Film Screening and Discussion: Street of Ships
Thursday, October 1, 2009, 6:30pm
Anthology Film Archives, 32 Second Avenue at East 2nd Street, Manhattan
Fee: $15/$10 for Friends of HDC, seniors & students.

“Street of Ships” is a 1982 documentary by Charles Richards that chronicles the efforts by Peter Stanford and the early Friends of South Street to save from destruction and preserve some of the city’s oldest and most historically significant buildings. It concludes with the controversy surrounding the goals of 1980s commercial developers versus those wishing to maintain the area’s historical authenticity. The film features archival footage of the Seaport that evokes its past uses as a port and commercial district, along with interviews with area stakeholders and policy experts. The film will be followed by a presentation by Robert LaValva, founder and director of New Amsterdam Market, about the role of waterfront markets. The program will conclude with a discussion—reflecting new opportunities for the future of the Seaport District—with participants from the film including Peter Stanford, a founder and past president of South Street Seaport Museum and Terry Walton, a founder of the Seaport Museum and vice chair of the Working Harbor Committee.

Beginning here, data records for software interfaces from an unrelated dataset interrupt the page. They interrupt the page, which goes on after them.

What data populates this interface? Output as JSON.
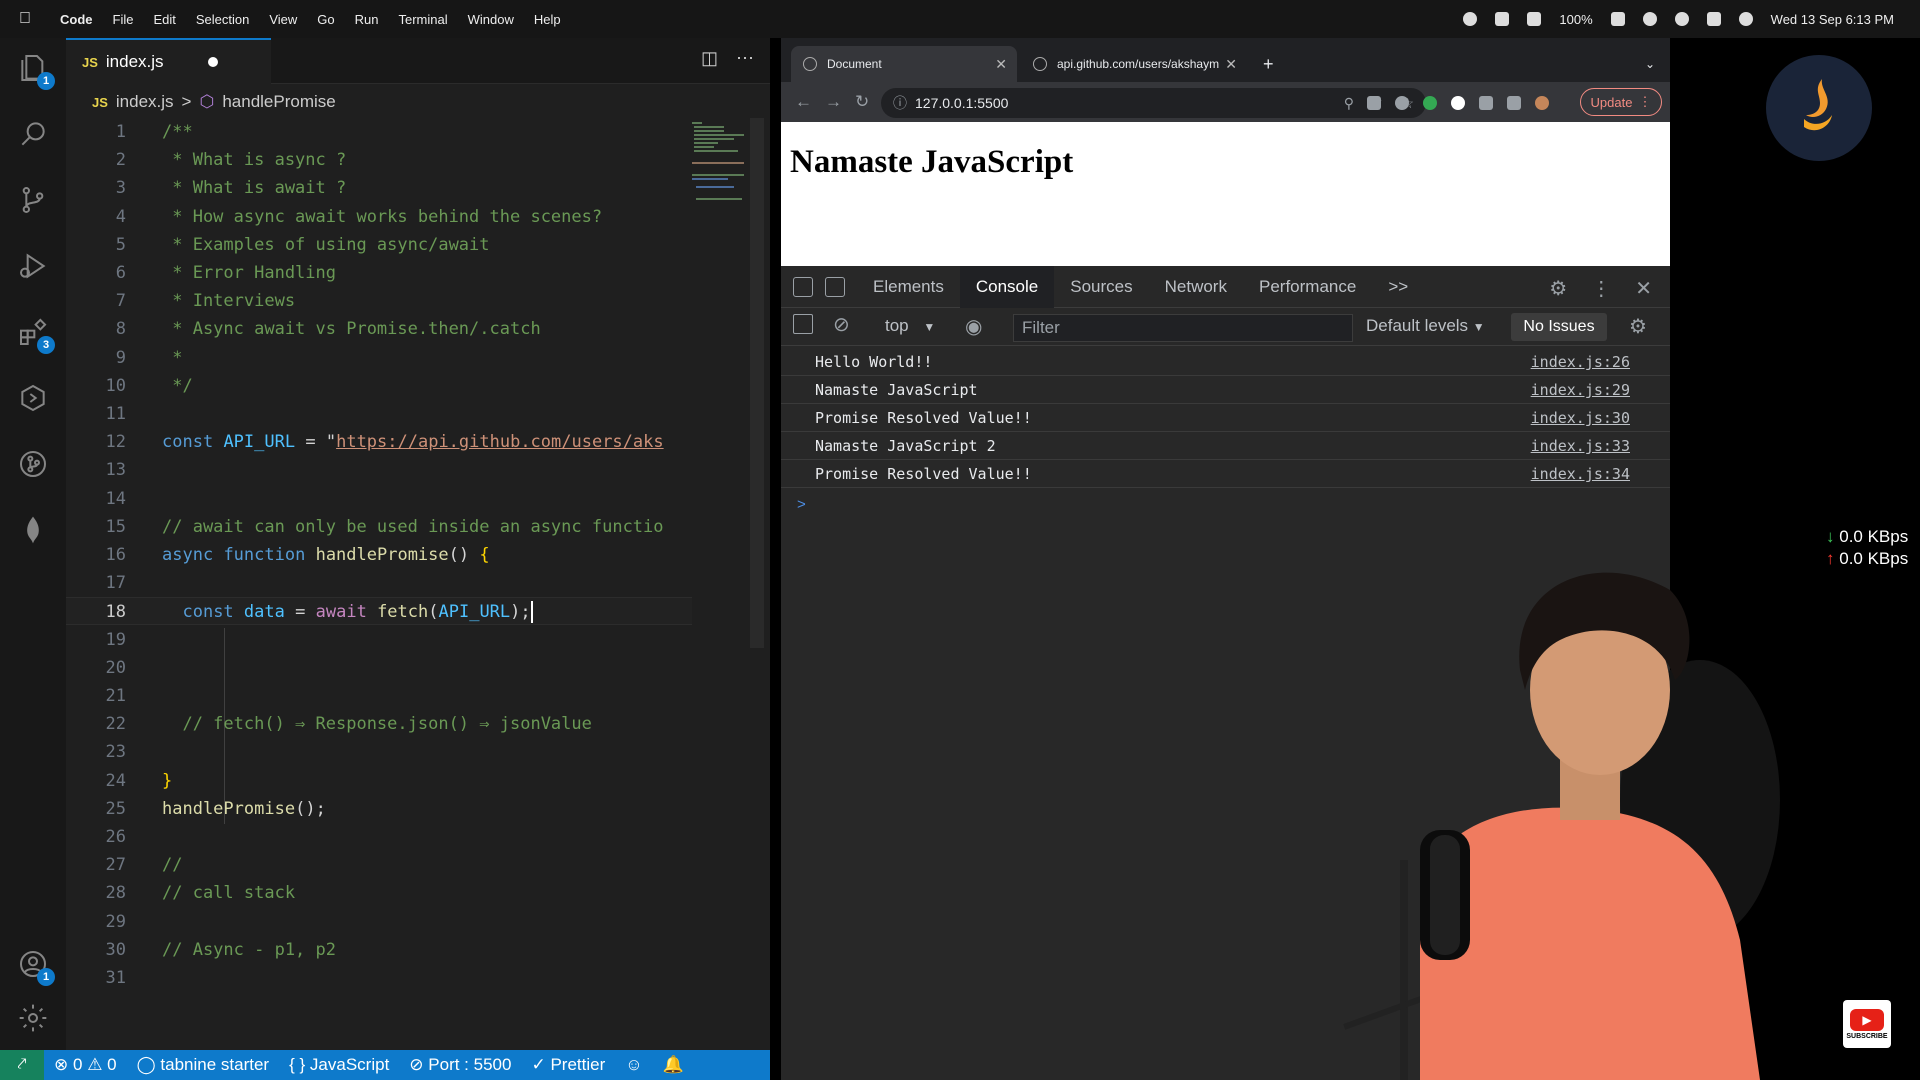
{
  "menubar": {
    "app_name": "Code",
    "items": [
      "File",
      "Edit",
      "Selection",
      "View",
      "Go",
      "Run",
      "Terminal",
      "Window",
      "Help"
    ],
    "battery": "100%",
    "datetime": "Wed 13 Sep 6:13 PM"
  },
  "vscode": {
    "activity_badges": {
      "explorer": "1",
      "extensions": "3",
      "accounts": "1"
    },
    "tab": {
      "lang": "JS",
      "filename": "index.js"
    },
    "breadcrumb": {
      "lang": "JS",
      "file": "index.js",
      "separator": ">",
      "symbol": "handlePromise"
    },
    "code_lines": [
      "/**",
      " * What is async ?",
      " * What is await ?",
      " * How async await works behind the scenes?",
      " * Examples of using async/await",
      " * Error Handling",
      " * Interviews",
      " * Async await vs Promise.then/.catch",
      " *",
      " */",
      "",
      "const API_URL = \"https://api.github.com/users/aks",
      "",
      "",
      "// await can only be used inside an async functio",
      "async function handlePromise() {",
      "",
      "  const data = await fetch(API_URL);",
      "",
      "",
      "",
      "  // fetch() ⇒ Response.json() ⇒ jsonValue",
      "",
      "}",
      "handlePromise();",
      "",
      "//",
      "// call stack",
      "",
      "// Async - p1, p2",
      ""
    ],
    "current_line": 18,
    "statusbar": {
      "errors": "0",
      "warnings": "0",
      "tabnine": "tabnine starter",
      "language": "JavaScript",
      "port": "Port : 5500",
      "prettier": "Prettier"
    }
  },
  "browser": {
    "tabs": [
      {
        "title": "Document",
        "active": true
      },
      {
        "title": "api.github.com/users/akshaym",
        "active": false
      }
    ],
    "url": "127.0.0.1:5500",
    "update_label": "Update",
    "page_heading": "Namaste JavaScript",
    "devtools": {
      "tabs": [
        "Elements",
        "Console",
        "Sources",
        "Network",
        "Performance"
      ],
      "active_tab": "Console",
      "more_tabs": ">>",
      "context": "top",
      "filter_placeholder": "Filter",
      "levels": "Default levels",
      "issues": "No Issues",
      "console_rows": [
        {
          "message": "Hello World!!",
          "source": "index.js:26"
        },
        {
          "message": "Namaste JavaScript",
          "source": "index.js:29"
        },
        {
          "message": "Promise Resolved Value!!",
          "source": "index.js:30"
        },
        {
          "message": "Namaste JavaScript 2",
          "source": "index.js:33"
        },
        {
          "message": "Promise Resolved Value!!",
          "source": "index.js:34"
        }
      ],
      "prompt": ">"
    }
  },
  "overlay": {
    "net_down": "0.0 KBps",
    "net_up": "0.0 KBps",
    "yt_label": "SUBSCRIBE"
  },
  "colors": {
    "vscode_accent": "#0e7acb",
    "remote_green": "#16825d",
    "update_red": "#f28b82"
  }
}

On the Waterfront: A Lecture
Wednesday, October 14, 2009, 6:30pm
The Seamen’s Church Institute, 241 Water Street, Manhattan
Fee: $15/$10 for Friends, seniors & students.

This panel will examine the history and future of the waterfront through different lenses, from the commercial past of its wharves and docks to the adaptive reuse of structures still lining its edges. Richard A. Greenwald, professor of history and dean of graduate studies at Drew University will discuss the commercial aspects of New York City’s waterfront development from the mid-19th century up to 1950 as depicted in the film, “On the Waterfront.” Roland Lewis, president and CEO of the Metropolitan Waterfront Alliance, will examine the reuse of industrial structures along the City’s waterfront. The third speaker, Kevin Bone, an architect and editor of several books on the waterfront, will address the history and development of Manhattan’s historic seawall, a gargantuan structure which encircles the whole island and has literally shaped how the city has grown.

From the Ferries to the Fish Market: A Walking Tour of the South street Seaport

Sunday, October 18, 2009, 11:00am
Location to be announced upon registration.
Fee: October 18: $35/$25 for Friends, seniors & students.

The series will conclude with an in-depth tour of the South Street Seaport, examining such noted landmarks as the South Street Seaport Museum, the WPA-era New Market Building, and historic local businesses. Tour attendees will hear about the South Street Seaport’s diverse past from its beginnings up to the current day as a commercial, retail and residential district. Mr. LaValva will also discuss the role of public markets in shaping the East River waterfront. More recent history and plans for the future, including the massive redevelopment proposal by General Growth Properties will also be addressed by special guest Madeline Rogers. Due in part to this proposed development, in 2009 the Historic Districts Council successfully nominated the Seaport to the Preservation League of New York State’s “Seven to Save” listing of places to preserve in New York State. The tour will end at Acqua, a noted Seaport establishment for a complimentary drink. The exact location for the tour will be announced upon registration.

The complete series of all three events is $60/$40 for Friends, seniors & students. Advance reservations are required. Tickets can be ordered by visiting or contacting www.hdc.org, 212-614-9107 or hdc@hdc.org.